BOLLEN: It’s the last person you want to face, that judge at the kitchen table.

SPILLMAN: Having withstood that, I am now ready for the most horrific review ever. I can take it. But it was good. I was talking to Dorothy Allison about the process of writing this book over the years. She said you’ve got to be able to sit in a room with the people you’re writing about.  I thought she meant this figuratively.

BOLLEN: [laughs] Right. Figuratively is somewhat doable.

SPILLMAN: Yeah, but actually sitting a few feet from my mother…

BOLLEN: Books haunt this memoir—all the books you were reading throughout the years. But, perhaps, even more than books, music is the real inspiration. You create a soundtrack of songs that opens each chapter. How did you choose the songs?

SPILLMAN: It came up when I created the structure. Before it had been more woven in. But part of the theme of the book is my anxiety of influence in living through other people’s music and art and writing. I wanted to make that more explicit.

BOLLEN: Well, you were raised by two classical musicians. Then there was that moment in your house in Baltimore, listening to the far end of the radio dial and hearing waves that were calling you and finding your own sound.

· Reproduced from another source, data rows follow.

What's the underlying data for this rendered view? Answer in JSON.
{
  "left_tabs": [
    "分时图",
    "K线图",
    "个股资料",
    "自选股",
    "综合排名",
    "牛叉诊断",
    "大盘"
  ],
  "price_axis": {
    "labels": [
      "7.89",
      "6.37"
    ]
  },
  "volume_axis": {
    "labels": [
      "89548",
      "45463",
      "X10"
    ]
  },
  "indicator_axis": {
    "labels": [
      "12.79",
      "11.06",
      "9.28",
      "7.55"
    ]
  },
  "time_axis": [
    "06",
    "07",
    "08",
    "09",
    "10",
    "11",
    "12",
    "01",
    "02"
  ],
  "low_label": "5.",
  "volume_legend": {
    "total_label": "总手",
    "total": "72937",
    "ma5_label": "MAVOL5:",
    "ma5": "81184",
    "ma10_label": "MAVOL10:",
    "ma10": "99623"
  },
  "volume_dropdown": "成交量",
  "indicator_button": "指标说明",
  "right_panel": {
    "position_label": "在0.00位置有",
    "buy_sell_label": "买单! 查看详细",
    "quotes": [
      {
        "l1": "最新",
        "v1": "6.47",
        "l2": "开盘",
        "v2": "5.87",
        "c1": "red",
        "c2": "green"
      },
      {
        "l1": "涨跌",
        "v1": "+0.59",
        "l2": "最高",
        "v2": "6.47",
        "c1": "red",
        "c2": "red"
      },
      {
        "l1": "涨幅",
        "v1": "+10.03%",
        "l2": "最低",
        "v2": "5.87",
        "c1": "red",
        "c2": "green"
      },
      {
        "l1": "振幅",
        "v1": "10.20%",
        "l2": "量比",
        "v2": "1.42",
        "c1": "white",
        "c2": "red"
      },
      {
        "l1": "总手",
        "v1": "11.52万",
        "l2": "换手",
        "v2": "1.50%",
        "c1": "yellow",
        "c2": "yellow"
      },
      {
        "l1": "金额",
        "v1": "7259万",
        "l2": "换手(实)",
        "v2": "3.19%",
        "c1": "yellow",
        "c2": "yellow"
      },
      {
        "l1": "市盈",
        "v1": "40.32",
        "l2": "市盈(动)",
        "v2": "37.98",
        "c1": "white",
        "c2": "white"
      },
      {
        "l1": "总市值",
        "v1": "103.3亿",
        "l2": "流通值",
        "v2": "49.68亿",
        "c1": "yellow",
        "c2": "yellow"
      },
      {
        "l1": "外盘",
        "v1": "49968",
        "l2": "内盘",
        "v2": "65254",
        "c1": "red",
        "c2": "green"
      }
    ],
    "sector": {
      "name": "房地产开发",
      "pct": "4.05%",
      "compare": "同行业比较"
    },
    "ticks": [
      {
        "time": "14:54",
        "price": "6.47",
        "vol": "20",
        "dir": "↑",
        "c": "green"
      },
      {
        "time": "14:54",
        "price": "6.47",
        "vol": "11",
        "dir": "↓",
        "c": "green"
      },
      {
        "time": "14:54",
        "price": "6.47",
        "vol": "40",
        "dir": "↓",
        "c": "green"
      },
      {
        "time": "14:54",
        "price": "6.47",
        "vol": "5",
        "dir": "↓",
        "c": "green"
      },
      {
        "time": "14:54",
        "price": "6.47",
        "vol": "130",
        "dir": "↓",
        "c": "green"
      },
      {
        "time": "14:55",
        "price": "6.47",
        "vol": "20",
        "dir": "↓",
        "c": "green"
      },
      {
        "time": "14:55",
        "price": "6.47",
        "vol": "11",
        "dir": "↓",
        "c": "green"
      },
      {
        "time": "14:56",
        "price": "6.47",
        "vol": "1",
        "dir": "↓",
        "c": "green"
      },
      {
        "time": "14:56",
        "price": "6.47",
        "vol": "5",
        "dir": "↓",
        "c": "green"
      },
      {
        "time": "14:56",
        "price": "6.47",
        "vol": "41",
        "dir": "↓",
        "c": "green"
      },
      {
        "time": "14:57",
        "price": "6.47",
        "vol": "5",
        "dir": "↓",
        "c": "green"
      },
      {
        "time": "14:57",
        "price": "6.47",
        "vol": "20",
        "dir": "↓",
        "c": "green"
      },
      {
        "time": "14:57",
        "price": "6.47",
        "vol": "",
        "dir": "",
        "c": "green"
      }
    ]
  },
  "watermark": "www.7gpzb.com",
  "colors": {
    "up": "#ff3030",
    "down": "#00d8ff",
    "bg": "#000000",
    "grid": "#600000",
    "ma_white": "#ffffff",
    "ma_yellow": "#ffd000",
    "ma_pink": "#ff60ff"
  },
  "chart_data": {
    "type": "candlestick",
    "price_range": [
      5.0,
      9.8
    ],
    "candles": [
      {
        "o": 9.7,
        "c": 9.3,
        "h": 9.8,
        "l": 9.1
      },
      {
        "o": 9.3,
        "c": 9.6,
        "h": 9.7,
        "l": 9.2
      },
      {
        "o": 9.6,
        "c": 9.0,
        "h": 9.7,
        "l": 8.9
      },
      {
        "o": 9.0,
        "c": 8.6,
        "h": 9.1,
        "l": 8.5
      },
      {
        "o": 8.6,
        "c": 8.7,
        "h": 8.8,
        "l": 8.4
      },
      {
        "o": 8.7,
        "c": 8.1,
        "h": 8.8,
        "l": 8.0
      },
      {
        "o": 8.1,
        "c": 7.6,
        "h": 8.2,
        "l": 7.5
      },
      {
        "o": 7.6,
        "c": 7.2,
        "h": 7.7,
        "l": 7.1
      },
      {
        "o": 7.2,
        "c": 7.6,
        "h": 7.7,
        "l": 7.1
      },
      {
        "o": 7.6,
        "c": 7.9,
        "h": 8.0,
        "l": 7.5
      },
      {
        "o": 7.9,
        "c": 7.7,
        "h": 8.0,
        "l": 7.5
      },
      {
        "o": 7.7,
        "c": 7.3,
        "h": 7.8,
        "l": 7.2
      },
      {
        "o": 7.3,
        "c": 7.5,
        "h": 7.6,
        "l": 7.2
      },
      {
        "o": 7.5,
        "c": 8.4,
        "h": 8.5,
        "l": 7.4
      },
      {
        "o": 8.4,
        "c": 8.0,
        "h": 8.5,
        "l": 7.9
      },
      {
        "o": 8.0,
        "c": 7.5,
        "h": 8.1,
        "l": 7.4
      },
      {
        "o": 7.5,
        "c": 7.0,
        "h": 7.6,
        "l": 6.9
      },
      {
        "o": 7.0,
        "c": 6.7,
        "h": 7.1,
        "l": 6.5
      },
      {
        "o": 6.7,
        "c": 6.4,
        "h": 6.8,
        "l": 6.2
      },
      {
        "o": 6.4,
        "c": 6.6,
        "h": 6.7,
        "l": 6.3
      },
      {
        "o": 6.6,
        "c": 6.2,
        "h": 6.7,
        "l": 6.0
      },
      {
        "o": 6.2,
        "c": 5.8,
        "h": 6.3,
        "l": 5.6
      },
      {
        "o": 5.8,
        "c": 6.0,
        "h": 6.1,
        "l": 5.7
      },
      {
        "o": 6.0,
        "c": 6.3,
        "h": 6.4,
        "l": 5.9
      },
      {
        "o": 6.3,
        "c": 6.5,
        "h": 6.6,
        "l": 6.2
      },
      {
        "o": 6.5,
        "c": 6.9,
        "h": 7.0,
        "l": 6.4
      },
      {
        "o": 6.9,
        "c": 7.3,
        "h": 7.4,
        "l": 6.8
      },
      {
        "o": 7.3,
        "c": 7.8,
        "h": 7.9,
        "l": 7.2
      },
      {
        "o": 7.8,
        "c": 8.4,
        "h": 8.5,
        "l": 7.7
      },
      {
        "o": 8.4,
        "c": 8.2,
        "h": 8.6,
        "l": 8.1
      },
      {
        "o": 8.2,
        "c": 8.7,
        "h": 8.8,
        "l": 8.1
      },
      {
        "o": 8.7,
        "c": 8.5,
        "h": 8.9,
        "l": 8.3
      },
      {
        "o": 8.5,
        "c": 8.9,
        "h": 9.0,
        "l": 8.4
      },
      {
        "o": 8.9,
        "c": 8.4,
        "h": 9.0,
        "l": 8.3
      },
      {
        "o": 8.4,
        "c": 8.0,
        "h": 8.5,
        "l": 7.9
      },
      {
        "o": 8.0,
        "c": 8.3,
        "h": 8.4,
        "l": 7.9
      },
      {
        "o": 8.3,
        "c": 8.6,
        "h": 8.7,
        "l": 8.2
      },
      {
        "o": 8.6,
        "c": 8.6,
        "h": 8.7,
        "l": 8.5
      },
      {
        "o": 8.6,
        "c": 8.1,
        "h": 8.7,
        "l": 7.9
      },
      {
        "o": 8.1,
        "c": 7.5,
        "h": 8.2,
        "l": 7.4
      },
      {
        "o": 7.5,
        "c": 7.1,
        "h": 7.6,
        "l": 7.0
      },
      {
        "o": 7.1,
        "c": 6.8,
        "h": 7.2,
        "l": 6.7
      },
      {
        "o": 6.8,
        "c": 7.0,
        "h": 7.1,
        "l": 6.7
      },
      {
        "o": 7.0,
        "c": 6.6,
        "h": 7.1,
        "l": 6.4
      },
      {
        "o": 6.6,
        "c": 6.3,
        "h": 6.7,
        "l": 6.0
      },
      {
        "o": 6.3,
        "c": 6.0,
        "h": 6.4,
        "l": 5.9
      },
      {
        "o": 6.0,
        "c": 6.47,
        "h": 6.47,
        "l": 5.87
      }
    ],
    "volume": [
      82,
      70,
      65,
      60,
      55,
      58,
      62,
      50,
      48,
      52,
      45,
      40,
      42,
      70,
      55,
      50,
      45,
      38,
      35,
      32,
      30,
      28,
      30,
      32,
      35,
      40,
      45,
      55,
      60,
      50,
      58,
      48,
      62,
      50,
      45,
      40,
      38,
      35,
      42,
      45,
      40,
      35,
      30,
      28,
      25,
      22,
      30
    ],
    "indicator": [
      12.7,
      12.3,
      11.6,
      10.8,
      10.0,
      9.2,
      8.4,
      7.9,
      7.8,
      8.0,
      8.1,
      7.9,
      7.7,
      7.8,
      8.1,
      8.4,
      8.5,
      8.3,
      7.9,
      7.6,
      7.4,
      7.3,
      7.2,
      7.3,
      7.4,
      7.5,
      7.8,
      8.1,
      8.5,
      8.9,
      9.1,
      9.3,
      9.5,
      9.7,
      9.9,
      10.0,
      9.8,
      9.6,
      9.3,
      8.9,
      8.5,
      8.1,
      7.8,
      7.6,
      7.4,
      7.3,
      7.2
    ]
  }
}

SPILLMAN: Yeah having grown up in such a musical household, it was my entire world. When I tuned into punk rock it was like I was able to step out of one river and into a different one. It was such a force and it was also a way for me to get out my feelings and tap into the rage and inadequacy and all of those things that punk does so well. They were expressing everything I was unable to express. I could still be the polite, adult-like kid, but I was listening to the Sex Pistols and whatever else was coming along.

BOLLEN: Music back then was so tied to the place where it was being made. For the devoted listener, there’s that feeling of needing to get to the place where the sound is vibrating the loudest.

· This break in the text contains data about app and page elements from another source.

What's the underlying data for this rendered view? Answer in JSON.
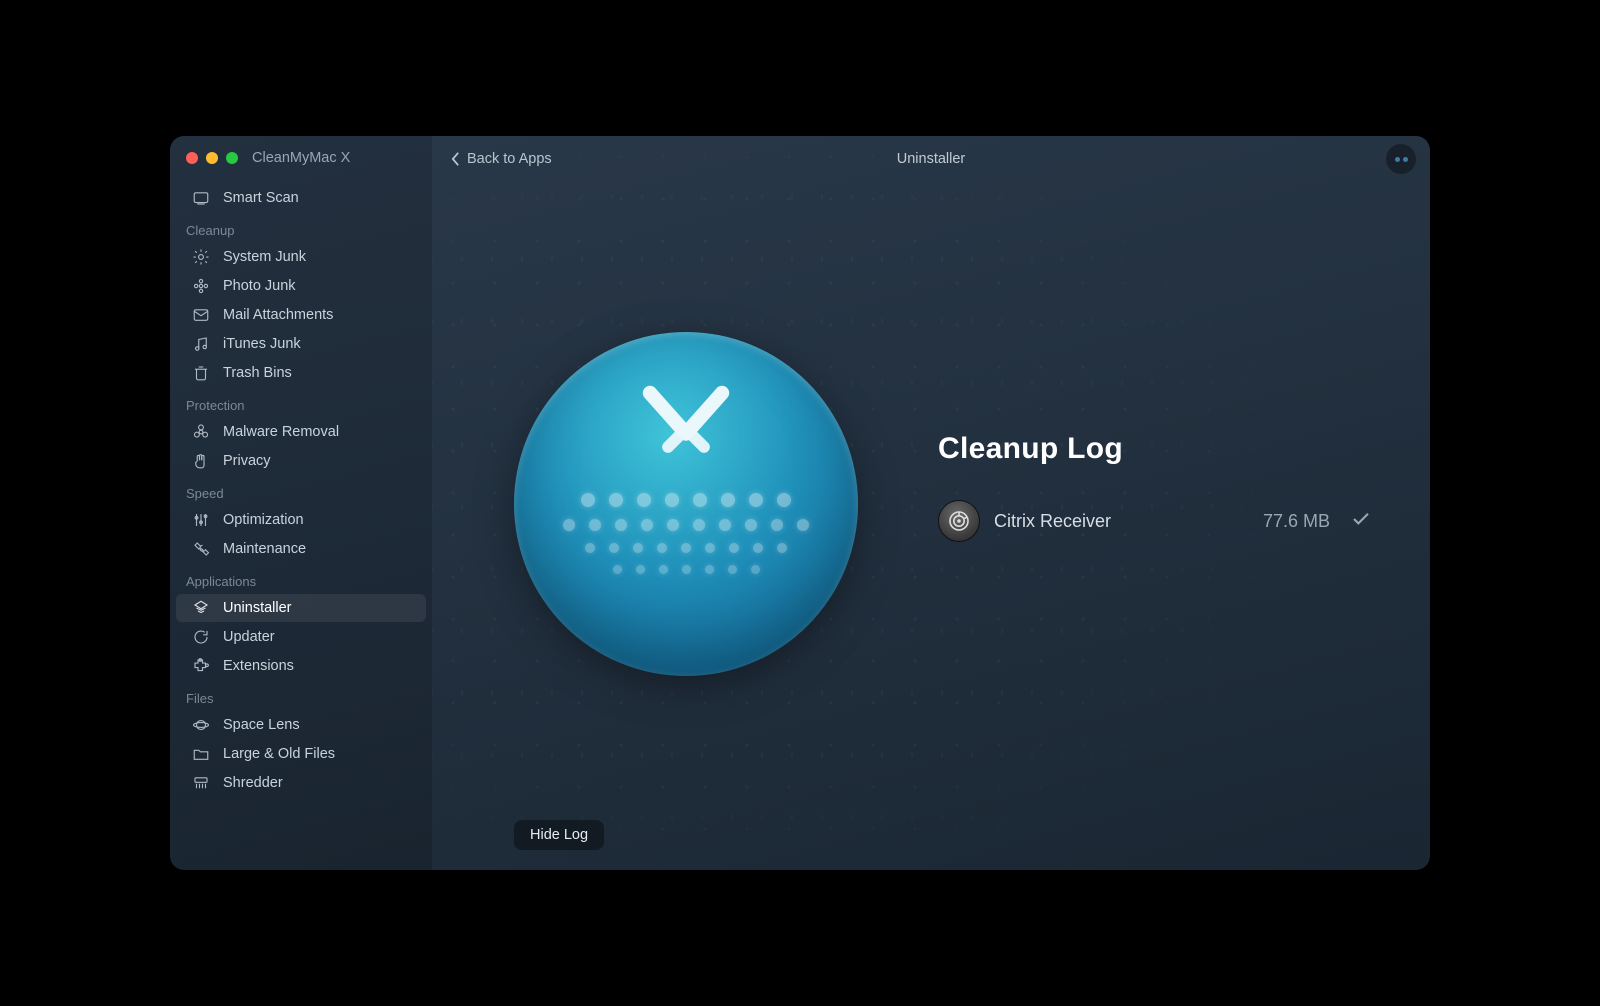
{
  "app_title": "CleanMyMac X",
  "header": {
    "back_label": "Back to Apps",
    "page_title": "Uninstaller"
  },
  "sidebar": {
    "smart_scan": "Smart Scan",
    "sections": {
      "cleanup": {
        "label": "Cleanup",
        "items": [
          "System Junk",
          "Photo Junk",
          "Mail Attachments",
          "iTunes Junk",
          "Trash Bins"
        ]
      },
      "protection": {
        "label": "Protection",
        "items": [
          "Malware Removal",
          "Privacy"
        ]
      },
      "speed": {
        "label": "Speed",
        "items": [
          "Optimization",
          "Maintenance"
        ]
      },
      "applications": {
        "label": "Applications",
        "items": [
          "Uninstaller",
          "Updater",
          "Extensions"
        ]
      },
      "files": {
        "label": "Files",
        "items": [
          "Space Lens",
          "Large & Old Files",
          "Shredder"
        ]
      }
    }
  },
  "main": {
    "heading": "Cleanup Log",
    "log": [
      {
        "name": "Citrix Receiver",
        "size": "77.6 MB",
        "done": true
      }
    ],
    "hide_log_label": "Hide Log"
  }
}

SPILLMAN: Absolutely. That was definitely the pull of New York because that’s where the music was coming from.

BOLLEN: Do you think you found the creative community you were looking for in New York? Or did you make your own?

SPILLMAN: It was there even before I left for Berlin, but I was impatient with it. I also wasn’t willing to do the dirty work to really maximize it. One of my many problems was that I being influenced by the Beats and Paris in the ’20s and ’30s and besotted with all of those romantic visuals. But my heroes didn’t step into a scene. They made a scene. It took me a while to figure out that I had to actually roll up my sleeves and contribute to the ecosystem and make whatever it is happen—not just step in and go, “Okay, I’m here.”

BOLLEN: It seems like Elissa was a critical agent in terms of leading you toward the life you wanted. Throughout the book, Elissa is like the rational Greek chorus figure, always speaking wisely to your childish antics.

SPILLMAN: Yeah, she’s still that way. She was the one actually working in Europe while I was posing. I was a writer but I wasn’t actually putting the pen down to paper, and Elissa was cranking it out. Even when I was writing this book, I’d show her an early draft, and she’d be like, “Hmm, this Elissa character is incredible, I just would never want to meet her…” I was trying to protect her. And she said, “What are you doing? If you’re going to write it, you’ve to write it correctly.” So, yeah, she’s still that way.